### Work instruction
Pictures aside, write out the data exactly as it reads.
=== Exercise data ===
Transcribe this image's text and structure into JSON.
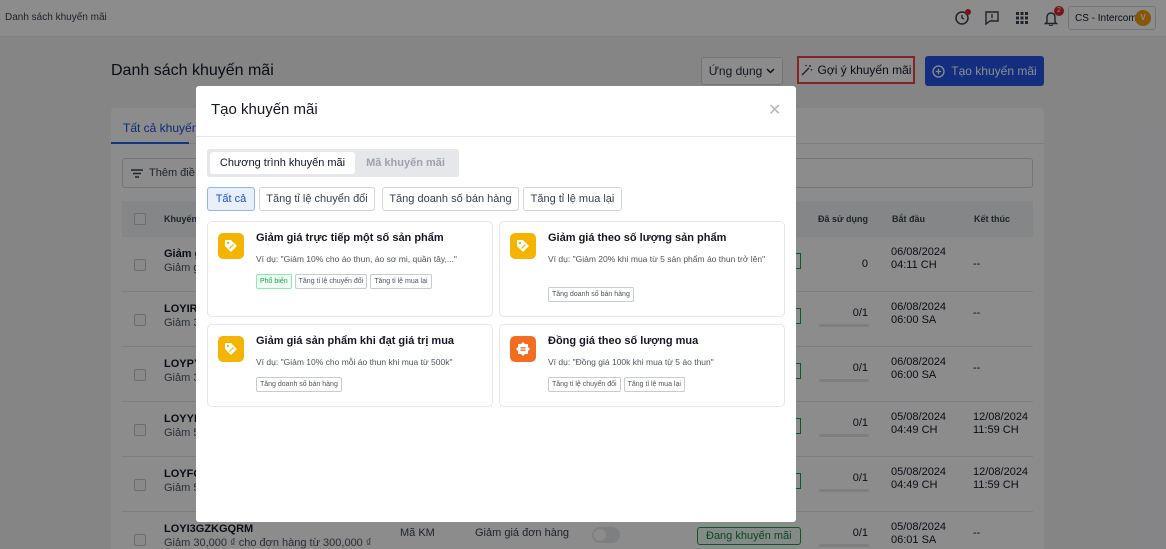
{
  "topbar": {
    "breadcrumb": "Danh sách khuyến mãi",
    "notification_count": "2",
    "shop_name": "CS - Intercom",
    "avatar_letter": "V"
  },
  "page": {
    "title": "Danh sách khuyến mãi",
    "app_button": "Ứng dụng",
    "suggest_button": "Gợi ý khuyến mãi",
    "create_button": "Tạo khuyến mãi"
  },
  "tabs": {
    "all": "Tất cả khuyến"
  },
  "filter": {
    "label": "Thêm điề"
  },
  "table": {
    "columns": {
      "name": "Khuyến",
      "used": "Đã sử dụng",
      "start": "Bắt đầu",
      "end": "Kết thúc"
    },
    "rows": [
      {
        "code": "Giảm g",
        "desc": "Giảm g",
        "used": "0",
        "start": "06/08/2024\n04:11 CH",
        "end": "--"
      },
      {
        "code": "LOYIR",
        "desc": "Giảm 3",
        "used": "0/1",
        "start": "06/08/2024\n06:00 SA",
        "end": "--"
      },
      {
        "code": "LOYPY",
        "desc": "Giảm 3",
        "used": "0/1",
        "start": "06/08/2024\n06:00 SA",
        "end": "--"
      },
      {
        "code": "LOYYD",
        "desc": "Giảm 5",
        "used": "0/1",
        "start": "05/08/2024\n04:49 CH",
        "end": "12/08/2024\n11:59 CH"
      },
      {
        "code": "LOYFO",
        "desc": "Giảm 5",
        "used": "0/1",
        "start": "05/08/2024\n04:49 CH",
        "end": "12/08/2024\n11:59 CH"
      },
      {
        "code": "LOYI3GZKGQRM",
        "desc": "Giảm 30,000 ₫ cho đơn hàng từ 300,000 ₫",
        "type": "Mã KM",
        "kind": "Giảm giá đơn hàng",
        "status": "Đang khuyến mãi",
        "used": "0/1",
        "start": "05/08/2024\n06:01 SA",
        "end": "--"
      }
    ]
  },
  "modal": {
    "title": "Tạo khuyến mãi",
    "segments": [
      "Chương trình khuyến mãi",
      "Mã khuyến mãi"
    ],
    "chips": [
      "Tất cả",
      "Tăng tỉ lệ chuyển đổi",
      "Tăng doanh số bán hàng",
      "Tăng tỉ lệ mua lại"
    ],
    "cards": [
      {
        "title": "Giảm giá trực tiếp một số sản phẩm",
        "desc": "Ví dụ: \"Giảm 10% cho áo thun, áo sơ mi, quần tây,...\"",
        "tags": [
          "Phổ biến",
          "Tăng tỉ lệ chuyển đổi",
          "Tăng tỉ lệ mua lại"
        ],
        "icon": "tag-icon"
      },
      {
        "title": "Giảm giá theo số lượng sản phẩm",
        "desc": "Ví dụ: \"Giảm 20% khi mua từ 5 sản phẩm áo thun trở lên\"",
        "tags": [
          "Tăng doanh số bán hàng"
        ],
        "icon": "tag-icon"
      },
      {
        "title": "Giảm giá sản phẩm khi đạt giá trị mua",
        "desc": "Ví dụ: \"Giảm 10% cho mỗi áo thun khi mua từ 500k\"",
        "tags": [
          "Tăng doanh số bán hàng"
        ],
        "icon": "tag-icon"
      },
      {
        "title": "Đồng giá theo số lượng mua",
        "desc": "Ví dụ: \"Đồng giá 100k khi mua từ 5 áo thun\"",
        "tags": [
          "Tăng tỉ lệ chuyển đổi",
          "Tăng tỉ lệ mua lại"
        ],
        "icon": "equal-tag-icon"
      }
    ]
  },
  "colors": {
    "primary": "#2455e6",
    "highlight": "#ef4444",
    "success": "#16a34a",
    "tag_yellow": "#f5b400",
    "tag_orange": "#f26d21"
  }
}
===
### Task solution
Transcribe this image's text and structure into JSON.
{
  "topbar": {
    "breadcrumb": "Danh sách khuyến mãi",
    "notification_count": "2",
    "shop_name": "CS - Intercom",
    "avatar_letter": "V"
  },
  "page": {
    "title": "Danh sách khuyến mãi",
    "app_button": "Ứng dụng",
    "suggest_button": "Gợi ý khuyến mãi",
    "create_button": "Tạo khuyến mãi"
  },
  "tabs": {
    "all": "Tất cả khuyến"
  },
  "filter": {
    "label": "Thêm điề"
  },
  "table": {
    "columns": {
      "name": "Khuyến",
      "used": "Đã sử dụng",
      "start": "Bắt đầu",
      "end": "Kết thúc"
    },
    "rows": [
      {
        "code": "Giảm g",
        "desc": "Giảm g",
        "used": "0",
        "start": "06/08/2024\n04:11 CH",
        "end": "--"
      },
      {
        "code": "LOYIR",
        "desc": "Giảm 3",
        "used": "0/1",
        "start": "06/08/2024\n06:00 SA",
        "end": "--"
      },
      {
        "code": "LOYPY",
        "desc": "Giảm 3",
        "used": "0/1",
        "start": "06/08/2024\n06:00 SA",
        "end": "--"
      },
      {
        "code": "LOYYD",
        "desc": "Giảm 5",
        "used": "0/1",
        "start": "05/08/2024\n04:49 CH",
        "end": "12/08/2024\n11:59 CH"
      },
      {
        "code": "LOYFO",
        "desc": "Giảm 5",
        "used": "0/1",
        "start": "05/08/2024\n04:49 CH",
        "end": "12/08/2024\n11:59 CH"
      },
      {
        "code": "LOYI3GZKGQRM",
        "desc": "Giảm 30,000 ₫ cho đơn hàng từ 300,000 ₫",
        "type": "Mã KM",
        "kind": "Giảm giá đơn hàng",
        "status": "Đang khuyến mãi",
        "used": "0/1",
        "start": "05/08/2024\n06:01 SA",
        "end": "--"
      }
    ]
  },
  "modal": {
    "title": "Tạo khuyến mãi",
    "segments": [
      "Chương trình khuyến mãi",
      "Mã khuyến mãi"
    ],
    "chips": [
      "Tất cả",
      "Tăng tỉ lệ chuyển đổi",
      "Tăng doanh số bán hàng",
      "Tăng tỉ lệ mua lại"
    ],
    "cards": [
      {
        "title": "Giảm giá trực tiếp một số sản phẩm",
        "desc": "Ví dụ: \"Giảm 10% cho áo thun, áo sơ mi, quần tây,...\"",
        "tags": [
          "Phổ biến",
          "Tăng tỉ lệ chuyển đổi",
          "Tăng tỉ lệ mua lại"
        ],
        "icon": "tag-icon"
      },
      {
        "title": "Giảm giá theo số lượng sản phẩm",
        "desc": "Ví dụ: \"Giảm 20% khi mua từ 5 sản phẩm áo thun trở lên\"",
        "tags": [
          "Tăng doanh số bán hàng"
        ],
        "icon": "tag-icon"
      },
      {
        "title": "Giảm giá sản phẩm khi đạt giá trị mua",
        "desc": "Ví dụ: \"Giảm 10% cho mỗi áo thun khi mua từ 500k\"",
        "tags": [
          "Tăng doanh số bán hàng"
        ],
        "icon": "tag-icon"
      },
      {
        "title": "Đồng giá theo số lượng mua",
        "desc": "Ví dụ: \"Đồng giá 100k khi mua từ 5 áo thun\"",
        "tags": [
          "Tăng tỉ lệ chuyển đổi",
          "Tăng tỉ lệ mua lại"
        ],
        "icon": "equal-tag-icon"
      }
    ]
  },
  "colors": {
    "primary": "#2455e6",
    "highlight": "#ef4444",
    "success": "#16a34a",
    "tag_yellow": "#f5b400",
    "tag_orange": "#f26d21"
  }
}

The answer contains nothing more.